“I need a favor from you,” said Steven Arata, a man too likable to be a professional warrior. But that’s what he was the commanding officer of the Reserve Officers Training Corps at Hofstra University and a veteran command officer in Haiti.
Being friends with Lieutenant Colonel Arata, even for a short time, was something that surprised me since the military and I were never on good terms. He went to West Point and made a career of the army; the moment I joined the army, I knew the date I was leaving. Arata went to West Point partly for a tuition-free college education but also as part of his family tradition. The only military tradition in my family was running from it. It began with my maternal grandfather who fled from being conscripted into the Czar’s army. I was proud of having served in the Peace Corps; no one in my family was proud of my military service.
Having a toy gun in my house was as forbidden as pork in my grandparents’ home. As far as I know, my father had never touched a gun. He had been too young for WWI and too old for WWII. Although he wasn’t in the military, he did serve, as an air raid warden, watching Brooklyn skies for German planes during blackouts. My father kept his gear after the war and stored it in a box of assorted galoshes and old coats on the floor of his closet. I often played with his heavy white helmet and gas mask with the crack in one lens, imagining shooting down German bombers over my school.
When an aunt bought me a cap gun as a present, my mother and her sister argued about its appropriateness, and the gun went into the garbage as soon as my aunt left. This didn’t put a stop to my attraction to guns, though.

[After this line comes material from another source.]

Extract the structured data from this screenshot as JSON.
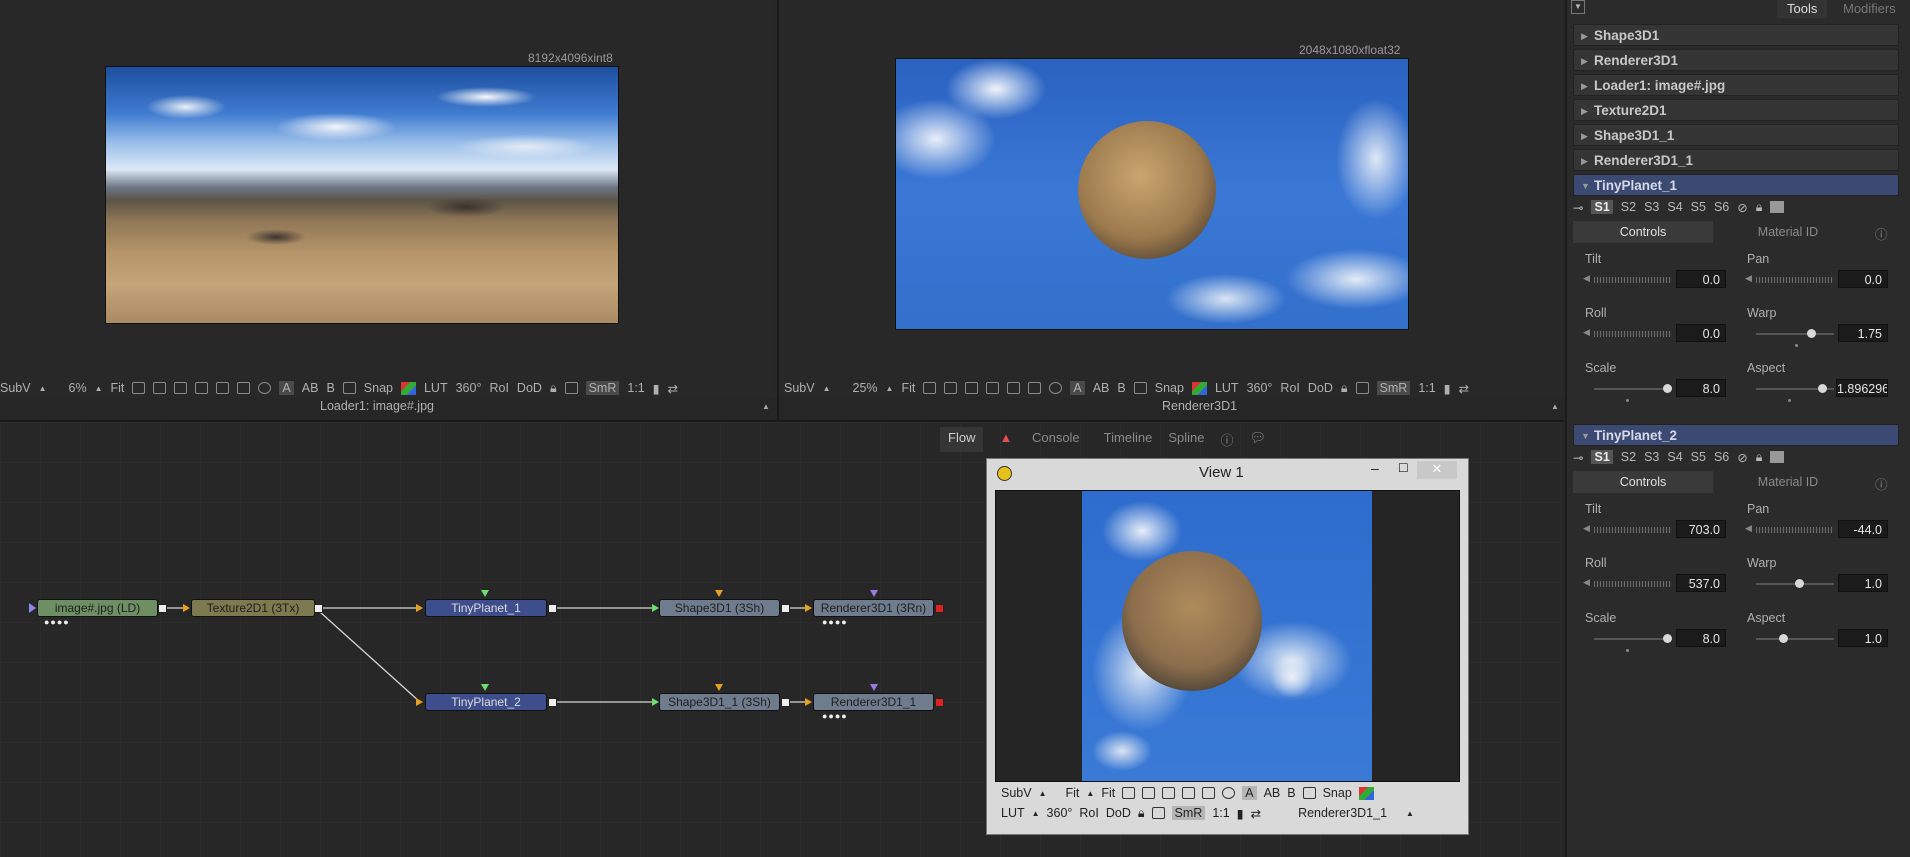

I used my forefinger and thumb to kill bad guys and put myself in the comic book ads for Daisy rifles. I played with a real BB gun in Junior’s basement when I was about ten. One of us took target practice as another ran past an open doorway with a pillow across his face. I also used a handmade gun made out of wood that used a rubber band to shoot small squares of linoleum.

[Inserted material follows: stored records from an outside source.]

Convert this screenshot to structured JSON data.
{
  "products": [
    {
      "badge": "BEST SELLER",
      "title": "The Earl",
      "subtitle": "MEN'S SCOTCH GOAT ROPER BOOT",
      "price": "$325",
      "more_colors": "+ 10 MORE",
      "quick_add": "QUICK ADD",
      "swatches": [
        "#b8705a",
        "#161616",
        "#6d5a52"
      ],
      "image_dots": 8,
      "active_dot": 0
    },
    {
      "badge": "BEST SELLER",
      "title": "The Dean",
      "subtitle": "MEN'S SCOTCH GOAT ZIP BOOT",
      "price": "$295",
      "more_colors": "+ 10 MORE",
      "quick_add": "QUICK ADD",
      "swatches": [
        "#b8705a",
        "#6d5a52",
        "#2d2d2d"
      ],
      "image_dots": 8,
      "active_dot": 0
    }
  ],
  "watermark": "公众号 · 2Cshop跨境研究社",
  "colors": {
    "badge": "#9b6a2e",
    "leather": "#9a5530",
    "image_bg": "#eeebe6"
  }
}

Another difference between Arata and me is that I don’t put much stock in patriotism. Possibly I can trace this to the time when a relative gave me a small silk Japanese flag. I took it out to the street. Junior thought I was a traitor for carrying a flag of America’s recent enemy. He insisted that I grind the flag under my shoe. I refused. He took it from me and did it himself, thereby ripping a hole in it. Junior and I parted company when he went from guns that shot BB’s and cut-up floor covering to zip guns that used real bullets.
At that time, I didn’t know that my neighborhood was a Mafia center. That prosperous church by Linden Boulevard? Mob hangout. The weedy marsh by the abandoned waterworks? A burial ground. The candy store, the one I wasn’t allowed to go to? Headquarters for a numbers racket. I went to Mr. Flicka, the Jewish barber, but the other barbershop? A bookie joint. Some of the boys who frightened me from walking one block away, on Crescent Street, became infamous as mobsters. When, as an adult, I heard about all this for the first time, I thought about Junior’s father who was a bricklayer and parked his vehicle in front of his house, a black van that looked suspiciously like a hearse.
My mother didn’t want me to go to the local high school because it was a rough and dangerous place full of switchblades, black leather jackets, and engineer boots. I didn’t confront a real gun until years later, when at the gate to the Jomo Kenyatta Airport in Nairobi one night, a soldier stopped our two buses on an unlit road. Lyn and I were leading a safari to Kenya, and after two weeks we were heading home having safely taken care of thirty anxious Americans. He told Lyn to get out of her bus and opened the luggage bin.
“Out with the bags!” he ordered. “All of them.”
She talked to the soldier in Swahili.
I talked to him in English. I explained that we wouldn’t get to our plane on time. The bus owner began to berate him, as he began to examine the bags. I knew what his automatic rifle could do. It was more sophisticated than the M1 I had been issued in the army. After a bribe, we reloaded the luggage and just made it to the plane.
From Psychology Today
From Psychology Today: http://www.psychologytoday.com/blog/am-i-right/201412/torture-safety-vs-moral-values
Tagged: Senate report, torture